Let’s Get Real, Outlawing Internet Gambling Was Failure

11 September 2010 Internet, IT & e-Discovery Blog Blog
Authors: Peter Vogel

My recent Technology Law column in eCommerce Times describes why the 2006 Unlawful Internet Gambling Enforcement Act (UIGEA) has merely driven Internet Gambling off-shore and as result the US is losing billions of dollars of tax revenue. Generally the UIGEA resulted from four major policy concerns of the federal government:

First, the Internet was too easy a venue for compulsive gamblers.

Second, the age of Internet gamblers could not easily be determined, and underage gambling could not be controlled as with a brick-and-mortar casino.

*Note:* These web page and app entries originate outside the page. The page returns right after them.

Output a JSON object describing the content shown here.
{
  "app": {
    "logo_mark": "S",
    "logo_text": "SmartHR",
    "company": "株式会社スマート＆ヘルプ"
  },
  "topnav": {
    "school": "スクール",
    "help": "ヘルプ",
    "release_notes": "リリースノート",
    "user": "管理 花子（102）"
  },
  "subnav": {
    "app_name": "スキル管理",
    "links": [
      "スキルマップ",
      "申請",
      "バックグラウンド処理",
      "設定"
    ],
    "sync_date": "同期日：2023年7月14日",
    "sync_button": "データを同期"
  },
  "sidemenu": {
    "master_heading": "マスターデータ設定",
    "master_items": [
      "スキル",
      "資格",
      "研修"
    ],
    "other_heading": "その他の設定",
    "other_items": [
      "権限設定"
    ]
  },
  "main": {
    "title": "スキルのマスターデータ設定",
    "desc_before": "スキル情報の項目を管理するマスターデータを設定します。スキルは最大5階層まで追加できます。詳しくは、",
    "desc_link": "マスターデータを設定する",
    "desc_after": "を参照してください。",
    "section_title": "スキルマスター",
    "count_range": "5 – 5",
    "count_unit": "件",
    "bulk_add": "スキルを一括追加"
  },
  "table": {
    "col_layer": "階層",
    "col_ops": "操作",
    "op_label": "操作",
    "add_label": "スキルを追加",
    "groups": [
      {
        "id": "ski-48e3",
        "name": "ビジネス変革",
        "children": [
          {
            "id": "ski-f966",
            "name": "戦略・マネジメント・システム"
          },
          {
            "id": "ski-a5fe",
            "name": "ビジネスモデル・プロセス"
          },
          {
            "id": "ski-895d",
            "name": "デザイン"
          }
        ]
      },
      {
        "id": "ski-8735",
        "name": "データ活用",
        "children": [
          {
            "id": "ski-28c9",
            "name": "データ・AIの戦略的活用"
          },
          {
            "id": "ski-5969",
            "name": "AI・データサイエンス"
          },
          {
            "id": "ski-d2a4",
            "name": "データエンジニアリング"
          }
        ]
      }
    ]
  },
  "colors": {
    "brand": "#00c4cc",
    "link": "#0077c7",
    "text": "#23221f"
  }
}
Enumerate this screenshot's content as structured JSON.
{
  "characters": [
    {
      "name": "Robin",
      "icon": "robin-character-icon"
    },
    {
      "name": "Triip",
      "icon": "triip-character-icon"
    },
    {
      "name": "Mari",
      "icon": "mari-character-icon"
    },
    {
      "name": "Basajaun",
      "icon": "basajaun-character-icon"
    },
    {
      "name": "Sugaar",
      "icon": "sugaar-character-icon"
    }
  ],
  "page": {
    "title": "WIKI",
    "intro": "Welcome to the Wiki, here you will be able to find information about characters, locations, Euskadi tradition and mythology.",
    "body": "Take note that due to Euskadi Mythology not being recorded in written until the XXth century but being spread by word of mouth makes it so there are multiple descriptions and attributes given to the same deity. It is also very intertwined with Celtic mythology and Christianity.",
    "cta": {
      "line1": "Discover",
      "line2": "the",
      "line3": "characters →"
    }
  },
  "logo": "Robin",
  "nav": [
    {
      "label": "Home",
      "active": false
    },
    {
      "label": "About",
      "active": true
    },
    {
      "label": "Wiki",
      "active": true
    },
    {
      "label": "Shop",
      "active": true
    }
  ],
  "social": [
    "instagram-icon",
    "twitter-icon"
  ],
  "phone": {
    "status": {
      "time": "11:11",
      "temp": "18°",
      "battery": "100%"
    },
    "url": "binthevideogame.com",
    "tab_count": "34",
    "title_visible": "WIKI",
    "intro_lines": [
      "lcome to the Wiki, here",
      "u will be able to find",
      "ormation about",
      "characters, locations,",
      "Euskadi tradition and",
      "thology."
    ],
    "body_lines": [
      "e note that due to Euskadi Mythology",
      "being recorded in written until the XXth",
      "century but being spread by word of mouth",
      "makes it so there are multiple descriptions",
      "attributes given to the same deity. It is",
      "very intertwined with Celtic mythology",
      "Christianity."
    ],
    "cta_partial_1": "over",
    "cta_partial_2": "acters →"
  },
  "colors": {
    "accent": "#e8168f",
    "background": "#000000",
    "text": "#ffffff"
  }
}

Third, a lack of regulation of Internet gambling made it easy to defraud gamblers and rig the odds.

Fourth, the anonymity of the Internet made online gambling a medium for potential money laundering.

Since the US economy is doing so poorly Congress is considering legislation to regulate Internet Gambling which would result in an estimated $42 billion in tax revenues over the next ten years. Outlawing Internet Gambling failed much like Prohibition did in the 1920s. It’s high time Congress rescinded UIGEA, to help the economy and regulate Internet Gambling which clearly we cannot stop.

This blog is made available by Foley & Lardner LLP (“Foley” or “the Firm”) for informational purposes only. It is not meant to convey the Firm’s legal position on behalf of any client, nor is it intended to convey specific legal advice. Any opinions expressed in this article do not necessarily reflect the views of Foley & Lardner LLP, its partners, or its clients. Accordingly, do not act upon this information without seeking counsel from a licensed attorney. This blog is not intended to create, and receipt of it does not constitute, an attorney-client relationship. Communicating with Foley through this website by email, blog post, or otherwise, does not create an attorney-client relationship for any legal matter. Therefore, any communication or material you transmit to Foley through this blog, whether by email, blog post or any other manner, will not be treated as confidential or proprietary. The information on this blog is published “AS IS” and is not guaranteed to be complete, accurate, and or up-to-date. Foley makes no representations or warranties of any kind, express or implied, as to the operation or content of the site. Foley expressly disclaims all other guarantees, warranties, conditions and representations of any kind, either express or implied, whether arising under any statute, law, commercial use or otherwise, including implied warranties of merchantability, fitness for a particular purpose, title and non-infringement. In no event shall Foley or any of its partners, officers, employees, agents or affiliates be liable, directly or indirectly, under any theory of law (contract, tort, negligence or otherwise), to you or anyone else, for any claims, losses or damages, direct, indirect special, incidental, punitive or consequential, resulting from or occasioned by the creation, use of or reliance on this site (including information and other content) or any third party websites or the information, resources or material accessed through any such websites. In some jurisdictions, the contents of this blog may be considered Attorney Advertising. If applicable, please note that prior results do not guarantee a similar outcome. Photographs are for dramatization purposes only and may include models. Likenesses do not necessarily imply current client, partnership or employee status.

Authors

Related Services